* _THE TASK_
Retype every line below precisely as it appears.
_____
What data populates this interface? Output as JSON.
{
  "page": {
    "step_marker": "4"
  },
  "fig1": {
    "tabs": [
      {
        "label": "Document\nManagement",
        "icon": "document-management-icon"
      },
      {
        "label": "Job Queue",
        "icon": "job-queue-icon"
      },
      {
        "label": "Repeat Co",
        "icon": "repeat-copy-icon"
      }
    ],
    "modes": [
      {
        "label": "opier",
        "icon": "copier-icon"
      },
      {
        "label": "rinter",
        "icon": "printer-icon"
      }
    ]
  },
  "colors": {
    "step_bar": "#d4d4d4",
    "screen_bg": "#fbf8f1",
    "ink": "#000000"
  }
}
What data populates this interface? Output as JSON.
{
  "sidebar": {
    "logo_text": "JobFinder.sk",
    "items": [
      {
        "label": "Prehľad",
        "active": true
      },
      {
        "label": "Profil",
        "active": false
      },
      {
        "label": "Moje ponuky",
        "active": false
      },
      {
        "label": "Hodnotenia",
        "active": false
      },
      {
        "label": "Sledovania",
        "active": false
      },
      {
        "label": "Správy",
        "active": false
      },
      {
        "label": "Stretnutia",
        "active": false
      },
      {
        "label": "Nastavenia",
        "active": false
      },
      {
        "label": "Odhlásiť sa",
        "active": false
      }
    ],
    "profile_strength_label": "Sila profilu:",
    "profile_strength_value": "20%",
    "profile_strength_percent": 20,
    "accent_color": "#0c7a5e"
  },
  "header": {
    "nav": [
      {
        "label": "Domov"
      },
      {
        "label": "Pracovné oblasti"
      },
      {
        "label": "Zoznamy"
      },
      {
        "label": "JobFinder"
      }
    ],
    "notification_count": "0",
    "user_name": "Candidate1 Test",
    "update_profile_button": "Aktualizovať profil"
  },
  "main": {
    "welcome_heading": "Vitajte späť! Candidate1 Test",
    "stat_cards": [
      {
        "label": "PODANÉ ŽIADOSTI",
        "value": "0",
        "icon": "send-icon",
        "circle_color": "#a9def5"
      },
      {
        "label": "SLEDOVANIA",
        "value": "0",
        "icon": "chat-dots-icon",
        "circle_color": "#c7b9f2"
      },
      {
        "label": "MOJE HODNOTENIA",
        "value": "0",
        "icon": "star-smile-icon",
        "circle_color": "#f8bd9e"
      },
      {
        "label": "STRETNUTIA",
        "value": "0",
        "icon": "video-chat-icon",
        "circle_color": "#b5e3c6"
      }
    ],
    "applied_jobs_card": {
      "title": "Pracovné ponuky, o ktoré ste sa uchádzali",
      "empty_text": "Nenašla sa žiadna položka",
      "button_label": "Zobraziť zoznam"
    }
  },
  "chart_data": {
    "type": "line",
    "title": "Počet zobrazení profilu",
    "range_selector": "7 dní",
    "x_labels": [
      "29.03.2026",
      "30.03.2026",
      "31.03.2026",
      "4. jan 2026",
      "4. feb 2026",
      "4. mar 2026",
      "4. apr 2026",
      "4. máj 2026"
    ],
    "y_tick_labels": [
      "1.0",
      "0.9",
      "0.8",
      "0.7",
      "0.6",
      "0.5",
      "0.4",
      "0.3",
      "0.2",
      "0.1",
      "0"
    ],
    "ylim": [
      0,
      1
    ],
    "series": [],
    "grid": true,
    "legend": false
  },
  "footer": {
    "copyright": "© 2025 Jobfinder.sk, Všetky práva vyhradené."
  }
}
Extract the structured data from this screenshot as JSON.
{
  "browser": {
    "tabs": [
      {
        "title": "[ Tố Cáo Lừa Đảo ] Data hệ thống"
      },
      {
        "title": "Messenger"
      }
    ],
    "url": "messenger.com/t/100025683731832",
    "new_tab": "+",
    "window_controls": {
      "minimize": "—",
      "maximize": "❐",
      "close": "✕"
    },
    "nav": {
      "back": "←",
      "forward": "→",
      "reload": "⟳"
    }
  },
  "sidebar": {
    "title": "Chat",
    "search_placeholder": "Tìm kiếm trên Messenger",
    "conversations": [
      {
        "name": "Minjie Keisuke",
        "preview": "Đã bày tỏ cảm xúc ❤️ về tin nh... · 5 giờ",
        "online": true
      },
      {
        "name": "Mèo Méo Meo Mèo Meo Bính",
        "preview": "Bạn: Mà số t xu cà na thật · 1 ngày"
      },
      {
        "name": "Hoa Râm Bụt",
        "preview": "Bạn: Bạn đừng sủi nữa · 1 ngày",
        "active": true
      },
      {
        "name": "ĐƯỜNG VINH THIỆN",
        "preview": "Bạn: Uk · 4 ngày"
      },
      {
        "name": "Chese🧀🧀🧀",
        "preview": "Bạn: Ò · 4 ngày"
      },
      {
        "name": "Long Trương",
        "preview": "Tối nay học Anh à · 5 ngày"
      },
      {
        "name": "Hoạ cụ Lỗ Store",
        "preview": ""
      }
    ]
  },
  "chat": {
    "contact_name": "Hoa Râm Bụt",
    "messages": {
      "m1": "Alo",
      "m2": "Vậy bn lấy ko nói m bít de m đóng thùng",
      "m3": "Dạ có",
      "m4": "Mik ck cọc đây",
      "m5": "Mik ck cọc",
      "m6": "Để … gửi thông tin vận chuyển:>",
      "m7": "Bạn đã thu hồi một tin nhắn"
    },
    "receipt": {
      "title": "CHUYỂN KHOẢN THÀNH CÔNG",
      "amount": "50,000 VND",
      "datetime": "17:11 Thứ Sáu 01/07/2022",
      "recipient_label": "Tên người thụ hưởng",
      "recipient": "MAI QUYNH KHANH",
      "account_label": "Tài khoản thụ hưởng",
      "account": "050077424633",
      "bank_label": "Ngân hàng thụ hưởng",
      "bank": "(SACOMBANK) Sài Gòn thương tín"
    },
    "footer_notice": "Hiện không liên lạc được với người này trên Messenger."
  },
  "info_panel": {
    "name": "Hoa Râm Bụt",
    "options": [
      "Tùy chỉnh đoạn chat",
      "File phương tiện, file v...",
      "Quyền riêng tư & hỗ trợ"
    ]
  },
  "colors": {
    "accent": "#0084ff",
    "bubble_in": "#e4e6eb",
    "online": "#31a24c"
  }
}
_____
* _YOUR RESPONSE_
What data populates this interface? Output as JSON.
{
  "page": {
    "step_marker": "4"
  },
  "fig1": {
    "tabs": [
      {
        "label": "Document\nManagement",
        "icon": "document-management-icon"
      },
      {
        "label": "Job Queue",
        "icon": "job-queue-icon"
      },
      {
        "label": "Repeat Co",
        "icon": "repeat-copy-icon"
      }
    ],
    "modes": [
      {
        "label": "opier",
        "icon": "copier-icon"
      },
      {
        "label": "rinter",
        "icon": "printer-icon"
      }
    ]
  },
  "colors": {
    "step_bar": "#d4d4d4",
    "screen_bg": "#fbf8f1",
    "ink": "#000000"
  }
}
What data populates this interface? Output as JSON.
{
  "sidebar": {
    "logo_text": "JobFinder.sk",
    "items": [
      {
        "label": "Prehľad",
        "active": true
      },
      {
        "label": "Profil",
        "active": false
      },
      {
        "label": "Moje ponuky",
        "active": false
      },
      {
        "label": "Hodnotenia",
        "active": false
      },
      {
        "label": "Sledovania",
        "active": false
      },
      {
        "label": "Správy",
        "active": false
      },
      {
        "label": "Stretnutia",
        "active": false
      },
      {
        "label": "Nastavenia",
        "active": false
      },
      {
        "label": "Odhlásiť sa",
        "active": false
      }
    ],
    "profile_strength_label": "Sila profilu:",
    "profile_strength_value": "20%",
    "profile_strength_percent": 20,
    "accent_color": "#0c7a5e"
  },
  "header": {
    "nav": [
      {
        "label": "Domov"
      },
      {
        "label": "Pracovné oblasti"
      },
      {
        "label": "Zoznamy"
      },
      {
        "label": "JobFinder"
      }
    ],
    "notification_count": "0",
    "user_name": "Candidate1 Test",
    "update_profile_button": "Aktualizovať profil"
  },
  "main": {
    "welcome_heading": "Vitajte späť! Candidate1 Test",
    "stat_cards": [
      {
        "label": "PODANÉ ŽIADOSTI",
        "value": "0",
        "icon": "send-icon",
        "circle_color": "#a9def5"
      },
      {
        "label": "SLEDOVANIA",
        "value": "0",
        "icon": "chat-dots-icon",
        "circle_color": "#c7b9f2"
      },
      {
        "label": "MOJE HODNOTENIA",
        "value": "0",
        "icon": "star-smile-icon",
        "circle_color": "#f8bd9e"
      },
      {
        "label": "STRETNUTIA",
        "value": "0",
        "icon": "video-chat-icon",
        "circle_color": "#b5e3c6"
      }
    ],
    "applied_jobs_card": {
      "title": "Pracovné ponuky, o ktoré ste sa uchádzali",
      "empty_text": "Nenašla sa žiadna položka",
      "button_label": "Zobraziť zoznam"
    }
  },
  "chart_data": {
    "type": "line",
    "title": "Počet zobrazení profilu",
    "range_selector": "7 dní",
    "x_labels": [
      "29.03.2026",
      "30.03.2026",
      "31.03.2026",
      "4. jan 2026",
      "4. feb 2026",
      "4. mar 2026",
      "4. apr 2026",
      "4. máj 2026"
    ],
    "y_tick_labels": [
      "1.0",
      "0.9",
      "0.8",
      "0.7",
      "0.6",
      "0.5",
      "0.4",
      "0.3",
      "0.2",
      "0.1",
      "0"
    ],
    "ylim": [
      0,
      1
    ],
    "series": [],
    "grid": true,
    "legend": false
  },
  "footer": {
    "copyright": "© 2025 Jobfinder.sk, Všetky práva vyhradené."
  }
}
Extract the structured data from this screenshot as JSON.
{
  "browser": {
    "tabs": [
      {
        "title": "[ Tố Cáo Lừa Đảo ] Data hệ thống"
      },
      {
        "title": "Messenger"
      }
    ],
    "url": "messenger.com/t/100025683731832",
    "new_tab": "+",
    "window_controls": {
      "minimize": "—",
      "maximize": "❐",
      "close": "✕"
    },
    "nav": {
      "back": "←",
      "forward": "→",
      "reload": "⟳"
    }
  },
  "sidebar": {
    "title": "Chat",
    "search_placeholder": "Tìm kiếm trên Messenger",
    "conversations": [
      {
        "name": "Minjie Keisuke",
        "preview": "Đã bày tỏ cảm xúc ❤️ về tin nh... · 5 giờ",
        "online": true
      },
      {
        "name": "Mèo Méo Meo Mèo Meo Bính",
        "preview": "Bạn: Mà số t xu cà na thật · 1 ngày"
      },
      {
        "name": "Hoa Râm Bụt",
        "preview": "Bạn: Bạn đừng sủi nữa · 1 ngày",
        "active": true
      },
      {
        "name": "ĐƯỜNG VINH THIỆN",
        "preview": "Bạn: Uk · 4 ngày"
      },
      {
        "name": "Chese🧀🧀🧀",
        "preview": "Bạn: Ò · 4 ngày"
      },
      {
        "name": "Long Trương",
        "preview": "Tối nay học Anh à · 5 ngày"
      },
      {
        "name": "Hoạ cụ Lỗ Store",
        "preview": ""
      }
    ]
  },
  "chat": {
    "contact_name": "Hoa Râm Bụt",
    "messages": {
      "m1": "Alo",
      "m2": "Vậy bn lấy ko nói m bít de m đóng thùng",
      "m3": "Dạ có",
      "m4": "Mik ck cọc đây",
      "m5": "Mik ck cọc",
      "m6": "Để … gửi thông tin vận chuyển:>",
      "m7": "Bạn đã thu hồi một tin nhắn"
    },
    "receipt": {
      "title": "CHUYỂN KHOẢN THÀNH CÔNG",
      "amount": "50,000 VND",
      "datetime": "17:11 Thứ Sáu 01/07/2022",
      "recipient_label": "Tên người thụ hưởng",
      "recipient": "MAI QUYNH KHANH",
      "account_label": "Tài khoản thụ hưởng",
      "account": "050077424633",
      "bank_label": "Ngân hàng thụ hưởng",
      "bank": "(SACOMBANK) Sài Gòn thương tín"
    },
    "footer_notice": "Hiện không liên lạc được với người này trên Messenger."
  },
  "info_panel": {
    "name": "Hoa Râm Bụt",
    "options": [
      "Tùy chỉnh đoạn chat",
      "File phương tiện, file v...",
      "Quyền riêng tư & hỗ trợ"
    ]
  },
  "colors": {
    "accent": "#0084ff",
    "bubble_in": "#e4e6eb",
    "online": "#31a24c"
  }
}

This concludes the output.